“We are only targeting criminals around him who are committing crimes that are causing social and economic suffering in the country in order to bring them to justice,” said the spokesman, major general S.B. Moyo. “As soon as we have accomplished our mission we expect that the situation will return to normalcy.”

Moyo told the civil service that the army was moving to protect them against the purge, and told the judiciary that the aim was to “ensure that as an independent arm of the state you are able to exercise your independent authority without fear of being obstructed as has been the case with this group of individuals.”

Local journalists suggested that Mugabe is negotiating safe passage out the country for his wife, and is preparing to step down. The president will reportedly address the nation at 1pm local time.

Chris Mutsvangwa, a veteran and senior ZANU-PF politician who was suspended from the party last year for disloyalty, described the situation as “a correction of a state that was careening off the cliff.”
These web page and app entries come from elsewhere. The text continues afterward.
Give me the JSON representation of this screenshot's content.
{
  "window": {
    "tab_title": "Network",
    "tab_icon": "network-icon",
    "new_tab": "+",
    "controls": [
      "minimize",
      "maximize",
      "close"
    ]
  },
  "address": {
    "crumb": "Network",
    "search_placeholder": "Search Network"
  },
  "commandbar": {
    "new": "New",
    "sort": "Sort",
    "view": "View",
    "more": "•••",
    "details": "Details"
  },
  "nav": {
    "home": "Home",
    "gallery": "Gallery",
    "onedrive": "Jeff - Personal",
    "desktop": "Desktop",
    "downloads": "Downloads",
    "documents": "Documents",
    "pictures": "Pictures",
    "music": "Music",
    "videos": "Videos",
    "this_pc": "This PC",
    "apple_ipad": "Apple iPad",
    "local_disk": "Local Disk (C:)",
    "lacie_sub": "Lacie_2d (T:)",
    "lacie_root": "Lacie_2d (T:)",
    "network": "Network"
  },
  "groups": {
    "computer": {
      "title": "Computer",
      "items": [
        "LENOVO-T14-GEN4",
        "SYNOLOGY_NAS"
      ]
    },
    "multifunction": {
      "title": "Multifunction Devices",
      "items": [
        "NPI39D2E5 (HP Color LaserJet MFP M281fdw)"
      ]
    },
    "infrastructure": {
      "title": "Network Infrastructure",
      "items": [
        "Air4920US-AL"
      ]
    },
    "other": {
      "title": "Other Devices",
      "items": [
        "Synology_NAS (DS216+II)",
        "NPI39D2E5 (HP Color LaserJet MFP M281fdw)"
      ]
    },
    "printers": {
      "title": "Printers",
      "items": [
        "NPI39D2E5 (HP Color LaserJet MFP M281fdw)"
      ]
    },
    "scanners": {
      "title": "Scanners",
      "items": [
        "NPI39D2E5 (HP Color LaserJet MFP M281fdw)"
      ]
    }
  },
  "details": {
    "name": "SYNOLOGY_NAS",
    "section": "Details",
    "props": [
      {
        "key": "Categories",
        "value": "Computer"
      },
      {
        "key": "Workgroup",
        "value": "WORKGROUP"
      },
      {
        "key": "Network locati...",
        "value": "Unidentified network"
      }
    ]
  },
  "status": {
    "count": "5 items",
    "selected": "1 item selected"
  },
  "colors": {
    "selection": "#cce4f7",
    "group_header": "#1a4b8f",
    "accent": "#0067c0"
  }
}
“It’s the end of a very painful and sad chapter in the history of a young nation, in which a dictator, as he became old, surrendered his court to a gang of thieves around his wife,” he said.

How are the country and the region reacting?

Evan Mawarire, a pastor who has been a prominent activist against Mugabe’s regime, said citizens should “remain calm and hopeful, alert but prayerful, to support and encourage each other and to stay away from violence and lawlessness, from rumors and lies.”

The Movement for Democratic Change (MDC), the country’s main opposition, called for a peaceful return to constitutional democracy.

The most important outside player here is South Africa, Zimbabwe’s southern neighbor and the region’s preeminent power. President Jacob Zuma issued a brief statement on Wednesday calling for calm and expressing “hope that developments in Zimbabwe would not lead to unconstitutional changes of government.”

Zuma said later that he was sending his defense and state security ministers to Harare to meet with Mugabe and the Zimbabwean army.

Mmusi Maimane, the leader of the South African opposition Democratic Alliance party—and an ally of the fractious MDC—called for Mugabe to resign immediately, and for “fresh elections to be held in Zimbabwe as soon as practically possible.” Maimane criticized the South African government for its longstanding policy of “quiet diplomacy” with its neighbor, pointing a finger at Zuma’s predecessor, Thabo Mbeki, for allowing Mugabe to remain in office after he lost a 2008 election.

The U.S. embassy in Harare told its employees to stay home on Wednesday, and advised Americans in the country to “shelter in place until further notice.” The EU Delegation to Zimbabwe also said it would be closed for the day.